BEGIN Data shown

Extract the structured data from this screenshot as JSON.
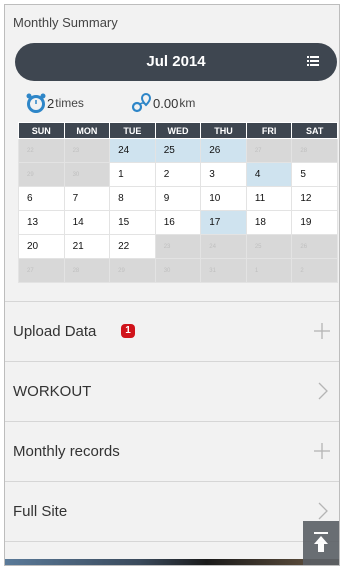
{
  "header": {
    "title": "Monthly Summary"
  },
  "month_bar": {
    "label": "Jul 2014",
    "list_icon": "list-icon"
  },
  "stats": {
    "times_value": "2",
    "times_unit": "times",
    "times_icon": "alarm-clock-icon",
    "distance_value": "0.00",
    "distance_unit": "km",
    "distance_icon": "route-pin-icon",
    "accent": "#2e86c8"
  },
  "calendar": {
    "weekdays": [
      "SUN",
      "MON",
      "TUE",
      "WED",
      "THU",
      "FRI",
      "SAT"
    ],
    "weeks": [
      [
        {
          "d": "22",
          "out": true
        },
        {
          "d": "23",
          "out": true
        },
        {
          "d": "24",
          "hl": true
        },
        {
          "d": "25",
          "hl": true
        },
        {
          "d": "26",
          "hl": true
        },
        {
          "d": "27",
          "out": true
        },
        {
          "d": "28",
          "out": true
        }
      ],
      [
        {
          "d": "29",
          "out": true
        },
        {
          "d": "30",
          "out": true
        },
        {
          "d": "1"
        },
        {
          "d": "2"
        },
        {
          "d": "3"
        },
        {
          "d": "4",
          "hl": true
        },
        {
          "d": "5"
        }
      ],
      [
        {
          "d": "6"
        },
        {
          "d": "7"
        },
        {
          "d": "8"
        },
        {
          "d": "9"
        },
        {
          "d": "10"
        },
        {
          "d": "11"
        },
        {
          "d": "12"
        }
      ],
      [
        {
          "d": "13"
        },
        {
          "d": "14"
        },
        {
          "d": "15"
        },
        {
          "d": "16"
        },
        {
          "d": "17",
          "hl": true
        },
        {
          "d": "18"
        },
        {
          "d": "19"
        }
      ],
      [
        {
          "d": "20"
        },
        {
          "d": "21"
        },
        {
          "d": "22"
        },
        {
          "d": "23",
          "out": true
        },
        {
          "d": "24",
          "out": true
        },
        {
          "d": "25",
          "out": true
        },
        {
          "d": "26",
          "out": true
        }
      ],
      [
        {
          "d": "27",
          "out": true
        },
        {
          "d": "28",
          "out": true
        },
        {
          "d": "29",
          "out": true
        },
        {
          "d": "30",
          "out": true
        },
        {
          "d": "31",
          "out": true
        },
        {
          "d": "1",
          "out": true
        },
        {
          "d": "2",
          "out": true
        }
      ]
    ],
    "highlight_color": "#cfe3ef"
  },
  "menu": {
    "items": [
      {
        "label": "Upload Data",
        "badge": "1",
        "glyph": "plus"
      },
      {
        "label": "WORKOUT",
        "glyph": "chevron"
      },
      {
        "label": "Monthly records",
        "glyph": "plus"
      },
      {
        "label": "Full Site",
        "glyph": "chevron"
      }
    ]
  },
  "scroll_top": {
    "icon": "arrow-up-icon"
  }
}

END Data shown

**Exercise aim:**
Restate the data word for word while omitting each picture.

**Reply to the task:**
Extract the structured data from this screenshot as JSON.
{
  "header": {
    "title": "Monthly Summary"
  },
  "month_bar": {
    "label": "Jul 2014",
    "list_icon": "list-icon"
  },
  "stats": {
    "times_value": "2",
    "times_unit": "times",
    "times_icon": "alarm-clock-icon",
    "distance_value": "0.00",
    "distance_unit": "km",
    "distance_icon": "route-pin-icon",
    "accent": "#2e86c8"
  },
  "calendar": {
    "weekdays": [
      "SUN",
      "MON",
      "TUE",
      "WED",
      "THU",
      "FRI",
      "SAT"
    ],
    "weeks": [
      [
        {
          "d": "22",
          "out": true
        },
        {
          "d": "23",
          "out": true
        },
        {
          "d": "24",
          "hl": true
        },
        {
          "d": "25",
          "hl": true
        },
        {
          "d": "26",
          "hl": true
        },
        {
          "d": "27",
          "out": true
        },
        {
          "d": "28",
          "out": true
        }
      ],
      [
        {
          "d": "29",
          "out": true
        },
        {
          "d": "30",
          "out": true
        },
        {
          "d": "1"
        },
        {
          "d": "2"
        },
        {
          "d": "3"
        },
        {
          "d": "4",
          "hl": true
        },
        {
          "d": "5"
        }
      ],
      [
        {
          "d": "6"
        },
        {
          "d": "7"
        },
        {
          "d": "8"
        },
        {
          "d": "9"
        },
        {
          "d": "10"
        },
        {
          "d": "11"
        },
        {
          "d": "12"
        }
      ],
      [
        {
          "d": "13"
        },
        {
          "d": "14"
        },
        {
          "d": "15"
        },
        {
          "d": "16"
        },
        {
          "d": "17",
          "hl": true
        },
        {
          "d": "18"
        },
        {
          "d": "19"
        }
      ],
      [
        {
          "d": "20"
        },
        {
          "d": "21"
        },
        {
          "d": "22"
        },
        {
          "d": "23",
          "out": true
        },
        {
          "d": "24",
          "out": true
        },
        {
          "d": "25",
          "out": true
        },
        {
          "d": "26",
          "out": true
        }
      ],
      [
        {
          "d": "27",
          "out": true
        },
        {
          "d": "28",
          "out": true
        },
        {
          "d": "29",
          "out": true
        },
        {
          "d": "30",
          "out": true
        },
        {
          "d": "31",
          "out": true
        },
        {
          "d": "1",
          "out": true
        },
        {
          "d": "2",
          "out": true
        }
      ]
    ],
    "highlight_color": "#cfe3ef"
  },
  "menu": {
    "items": [
      {
        "label": "Upload Data",
        "badge": "1",
        "glyph": "plus"
      },
      {
        "label": "WORKOUT",
        "glyph": "chevron"
      },
      {
        "label": "Monthly records",
        "glyph": "plus"
      },
      {
        "label": "Full Site",
        "glyph": "chevron"
      }
    ]
  },
  "scroll_top": {
    "icon": "arrow-up-icon"
  }
}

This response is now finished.